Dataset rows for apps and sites
%%
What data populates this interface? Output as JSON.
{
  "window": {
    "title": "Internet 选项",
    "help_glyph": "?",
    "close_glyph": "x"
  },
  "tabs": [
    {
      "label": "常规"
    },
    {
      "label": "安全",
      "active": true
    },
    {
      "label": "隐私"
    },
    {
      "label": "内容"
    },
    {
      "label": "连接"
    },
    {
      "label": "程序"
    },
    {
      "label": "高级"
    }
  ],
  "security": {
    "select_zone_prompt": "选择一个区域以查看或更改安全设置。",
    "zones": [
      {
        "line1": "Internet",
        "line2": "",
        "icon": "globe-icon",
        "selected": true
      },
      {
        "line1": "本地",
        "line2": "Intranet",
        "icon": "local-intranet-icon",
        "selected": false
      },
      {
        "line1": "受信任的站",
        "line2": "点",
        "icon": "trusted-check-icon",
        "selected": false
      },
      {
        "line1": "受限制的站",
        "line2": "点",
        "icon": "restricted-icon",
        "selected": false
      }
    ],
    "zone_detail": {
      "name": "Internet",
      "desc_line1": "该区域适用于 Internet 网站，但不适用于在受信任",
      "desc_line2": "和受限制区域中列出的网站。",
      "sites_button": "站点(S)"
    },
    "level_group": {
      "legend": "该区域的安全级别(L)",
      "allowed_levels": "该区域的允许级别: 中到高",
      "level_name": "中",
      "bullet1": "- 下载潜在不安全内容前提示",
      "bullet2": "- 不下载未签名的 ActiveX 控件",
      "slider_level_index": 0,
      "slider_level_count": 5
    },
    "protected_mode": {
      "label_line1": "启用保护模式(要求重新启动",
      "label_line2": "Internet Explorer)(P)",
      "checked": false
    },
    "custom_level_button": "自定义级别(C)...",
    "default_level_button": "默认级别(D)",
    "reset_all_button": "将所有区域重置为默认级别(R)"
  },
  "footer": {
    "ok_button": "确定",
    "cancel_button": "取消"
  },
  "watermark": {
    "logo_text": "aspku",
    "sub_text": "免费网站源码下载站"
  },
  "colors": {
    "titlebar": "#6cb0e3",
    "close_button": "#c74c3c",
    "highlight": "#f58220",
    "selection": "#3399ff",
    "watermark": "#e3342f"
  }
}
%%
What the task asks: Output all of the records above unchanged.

Task answer:
What data populates this interface? Output as JSON.
{
  "window": {
    "title": "Internet 选项",
    "help_glyph": "?",
    "close_glyph": "x"
  },
  "tabs": [
    {
      "label": "常规"
    },
    {
      "label": "安全",
      "active": true
    },
    {
      "label": "隐私"
    },
    {
      "label": "内容"
    },
    {
      "label": "连接"
    },
    {
      "label": "程序"
    },
    {
      "label": "高级"
    }
  ],
  "security": {
    "select_zone_prompt": "选择一个区域以查看或更改安全设置。",
    "zones": [
      {
        "line1": "Internet",
        "line2": "",
        "icon": "globe-icon",
        "selected": true
      },
      {
        "line1": "本地",
        "line2": "Intranet",
        "icon": "local-intranet-icon",
        "selected": false
      },
      {
        "line1": "受信任的站",
        "line2": "点",
        "icon": "trusted-check-icon",
        "selected": false
      },
      {
        "line1": "受限制的站",
        "line2": "点",
        "icon": "restricted-icon",
        "selected": false
      }
    ],
    "zone_detail": {
      "name": "Internet",
      "desc_line1": "该区域适用于 Internet 网站，但不适用于在受信任",
      "desc_line2": "和受限制区域中列出的网站。",
      "sites_button": "站点(S)"
    },
    "level_group": {
      "legend": "该区域的安全级别(L)",
      "allowed_levels": "该区域的允许级别: 中到高",
      "level_name": "中",
      "bullet1": "- 下载潜在不安全内容前提示",
      "bullet2": "- 不下载未签名的 ActiveX 控件",
      "slider_level_index": 0,
      "slider_level_count": 5
    },
    "protected_mode": {
      "label_line1": "启用保护模式(要求重新启动",
      "label_line2": "Internet Explorer)(P)",
      "checked": false
    },
    "custom_level_button": "自定义级别(C)...",
    "default_level_button": "默认级别(D)",
    "reset_all_button": "将所有区域重置为默认级别(R)"
  },
  "footer": {
    "ok_button": "确定",
    "cancel_button": "取消"
  },
  "watermark": {
    "logo_text": "aspku",
    "sub_text": "免费网站源码下载站"
  },
  "colors": {
    "titlebar": "#6cb0e3",
    "close_button": "#c74c3c",
    "highlight": "#f58220",
    "selection": "#3399ff",
    "watermark": "#e3342f"
  }
}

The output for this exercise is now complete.